Next comes steering. With the skilled help of Gilmore & Sons Welding and Fabricating Inc., Dan Gilmore, a friend of my father's, welded the steering arm in place. It looks downright professional! The only problem is attaching it to the frame. I got two control arms with the steering shaft, so what better way to hold it in place? I ground down a tiny bit of the inside of the arm so the shaft could spin relatively freely and drilled a hole in the front pipe to mount it on. I quickly realized the problem... It wouldn't stay in place. Friction alone isn't going to keep it there, so while the steering wheel is mounted, it doesn't quite do a whole lot. However, I did get to clumsily drive around my yard in a circle about once and a half. Then the chain broke. Well, that custom screw I made broke. I have to find a different way to mount that sprocket.
The motors in R/C cars have one side flattened so you tighten the setscrew down there. I'm going to try that with this motor and my trusty Dremel. The chain is fairly loose, so when you let up on the throttle, it goes from the motor pulling the wheel (tension on top) to the wheel pulling the motor (tension on bottom) with this unsettling "chunk" noise. I think the gap between pulling and being pulled is what keeps messing up the sprocket.

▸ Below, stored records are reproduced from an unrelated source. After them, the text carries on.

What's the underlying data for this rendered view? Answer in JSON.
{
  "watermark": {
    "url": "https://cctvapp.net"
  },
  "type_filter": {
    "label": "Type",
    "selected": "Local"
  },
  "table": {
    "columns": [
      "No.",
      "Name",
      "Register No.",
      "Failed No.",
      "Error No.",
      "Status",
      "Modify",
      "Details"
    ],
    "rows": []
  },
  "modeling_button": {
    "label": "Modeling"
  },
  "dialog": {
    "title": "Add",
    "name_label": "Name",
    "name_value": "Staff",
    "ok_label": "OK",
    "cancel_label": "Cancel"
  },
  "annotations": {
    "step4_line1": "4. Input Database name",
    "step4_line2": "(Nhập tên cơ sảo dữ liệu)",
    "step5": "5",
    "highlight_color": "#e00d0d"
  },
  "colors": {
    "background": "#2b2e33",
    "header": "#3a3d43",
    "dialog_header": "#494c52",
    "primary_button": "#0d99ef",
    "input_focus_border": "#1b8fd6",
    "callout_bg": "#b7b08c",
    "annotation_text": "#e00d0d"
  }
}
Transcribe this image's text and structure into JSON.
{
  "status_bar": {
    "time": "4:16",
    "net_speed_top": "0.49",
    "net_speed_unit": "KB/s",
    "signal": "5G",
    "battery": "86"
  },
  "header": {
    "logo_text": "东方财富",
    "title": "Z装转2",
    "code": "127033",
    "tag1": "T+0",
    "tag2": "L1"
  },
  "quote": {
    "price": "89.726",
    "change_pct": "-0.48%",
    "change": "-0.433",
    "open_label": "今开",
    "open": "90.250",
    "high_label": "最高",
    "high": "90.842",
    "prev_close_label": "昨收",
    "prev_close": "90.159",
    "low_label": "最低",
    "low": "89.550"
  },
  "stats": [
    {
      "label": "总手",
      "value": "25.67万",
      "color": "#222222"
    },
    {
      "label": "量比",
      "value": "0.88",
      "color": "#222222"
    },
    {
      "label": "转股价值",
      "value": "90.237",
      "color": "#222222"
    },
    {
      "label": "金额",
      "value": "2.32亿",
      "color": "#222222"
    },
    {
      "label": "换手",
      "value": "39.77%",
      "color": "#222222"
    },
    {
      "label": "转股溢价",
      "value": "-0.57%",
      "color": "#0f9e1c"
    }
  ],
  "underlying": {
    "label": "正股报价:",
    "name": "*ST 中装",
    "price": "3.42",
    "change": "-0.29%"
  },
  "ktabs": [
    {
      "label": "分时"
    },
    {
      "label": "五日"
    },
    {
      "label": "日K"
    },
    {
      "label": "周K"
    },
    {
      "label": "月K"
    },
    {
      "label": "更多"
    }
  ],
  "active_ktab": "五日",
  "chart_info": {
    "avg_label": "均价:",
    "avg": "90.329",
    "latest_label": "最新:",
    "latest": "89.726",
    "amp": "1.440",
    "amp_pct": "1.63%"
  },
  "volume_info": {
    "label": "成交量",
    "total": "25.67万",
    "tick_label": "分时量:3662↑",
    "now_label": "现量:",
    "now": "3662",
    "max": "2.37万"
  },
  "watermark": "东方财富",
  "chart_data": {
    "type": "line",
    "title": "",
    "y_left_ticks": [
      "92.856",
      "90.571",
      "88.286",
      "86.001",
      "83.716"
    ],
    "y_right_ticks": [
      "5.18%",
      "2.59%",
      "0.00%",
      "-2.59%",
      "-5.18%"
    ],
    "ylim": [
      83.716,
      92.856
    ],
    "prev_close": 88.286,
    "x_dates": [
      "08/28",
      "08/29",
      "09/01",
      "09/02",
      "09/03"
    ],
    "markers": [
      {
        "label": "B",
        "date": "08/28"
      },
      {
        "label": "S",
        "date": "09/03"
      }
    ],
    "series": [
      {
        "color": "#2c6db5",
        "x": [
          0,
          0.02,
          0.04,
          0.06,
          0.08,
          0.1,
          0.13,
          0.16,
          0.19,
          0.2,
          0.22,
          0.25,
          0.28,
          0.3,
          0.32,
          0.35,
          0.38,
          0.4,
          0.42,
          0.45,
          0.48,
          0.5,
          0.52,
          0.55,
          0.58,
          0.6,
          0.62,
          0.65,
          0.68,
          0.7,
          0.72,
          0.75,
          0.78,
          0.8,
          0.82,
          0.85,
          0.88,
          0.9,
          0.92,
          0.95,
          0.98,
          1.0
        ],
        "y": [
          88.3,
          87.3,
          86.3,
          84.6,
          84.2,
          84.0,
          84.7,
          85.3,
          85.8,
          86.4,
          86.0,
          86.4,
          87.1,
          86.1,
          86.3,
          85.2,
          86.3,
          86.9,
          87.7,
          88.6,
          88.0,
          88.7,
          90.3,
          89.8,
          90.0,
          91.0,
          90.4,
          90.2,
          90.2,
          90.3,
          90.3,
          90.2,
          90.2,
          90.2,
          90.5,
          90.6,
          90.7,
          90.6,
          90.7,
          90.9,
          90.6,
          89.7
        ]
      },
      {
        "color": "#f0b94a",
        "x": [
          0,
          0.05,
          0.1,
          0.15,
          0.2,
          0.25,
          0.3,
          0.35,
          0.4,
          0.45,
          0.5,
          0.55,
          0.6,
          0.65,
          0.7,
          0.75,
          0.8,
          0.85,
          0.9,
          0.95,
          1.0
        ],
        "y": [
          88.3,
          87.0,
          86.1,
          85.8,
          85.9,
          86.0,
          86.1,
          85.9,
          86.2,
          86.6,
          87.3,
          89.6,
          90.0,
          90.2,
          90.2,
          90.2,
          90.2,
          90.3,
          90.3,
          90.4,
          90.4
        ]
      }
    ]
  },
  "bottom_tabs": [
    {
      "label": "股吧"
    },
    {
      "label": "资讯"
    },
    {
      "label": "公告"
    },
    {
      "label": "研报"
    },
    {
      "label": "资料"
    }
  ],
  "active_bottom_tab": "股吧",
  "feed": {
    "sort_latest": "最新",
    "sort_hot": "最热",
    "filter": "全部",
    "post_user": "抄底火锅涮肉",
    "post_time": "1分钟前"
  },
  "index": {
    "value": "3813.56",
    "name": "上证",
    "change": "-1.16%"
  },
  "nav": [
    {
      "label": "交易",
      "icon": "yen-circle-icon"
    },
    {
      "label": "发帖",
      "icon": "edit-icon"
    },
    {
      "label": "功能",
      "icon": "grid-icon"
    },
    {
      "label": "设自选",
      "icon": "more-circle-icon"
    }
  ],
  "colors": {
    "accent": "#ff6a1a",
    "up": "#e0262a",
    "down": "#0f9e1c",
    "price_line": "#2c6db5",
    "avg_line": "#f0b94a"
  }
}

I need to either really tighten up the chain or fashion some kind of tensioner.
As for brakes, we've decided on a refined version of the stick of wood. We've got these motorcycle chocks that go on a trailer to hold the front wheel of some motorcycles in place. Thus, it is shaped somewhat wheel-like. I figure if I hack off the sides to make it fit around the wheel and mount it to that back bar, i can just use the springiness of the metal itself as a brake. I'd say it's a much more solid plan than the stick of wood, even if it's the same basic principle.
If you're having trouble visualizing the brakes, think of a razor scooter.
In the time it took me to post this message, I've gone and gotten that thing welded, by the same guys in fact! So now, it's drivable. It takes some effort to steer, but it works. I added a bar on the back for a passenger to hold on, which tweaks the frame a lot on turns.
I've also fashioned a new ignition switch that's much more stable than the previous one. Looks better too.
My parents threw a graduation party for me and my friends Ryan and Henry where the GoFast was the talk of the town. Many a demonstration was granted and my sister drove it into a tree while I wasn't there (and hadn't given permission). It pulled the wire out of one of the battery clamps, broke the steering column support, mangled my new ignition switch, and popped half the front axle off. Once I had listed all the damage, I fixed it and the steering seems to be working better, which at this point, sounds better than it really is.
I aim to provide a video of the GoFast in action soon.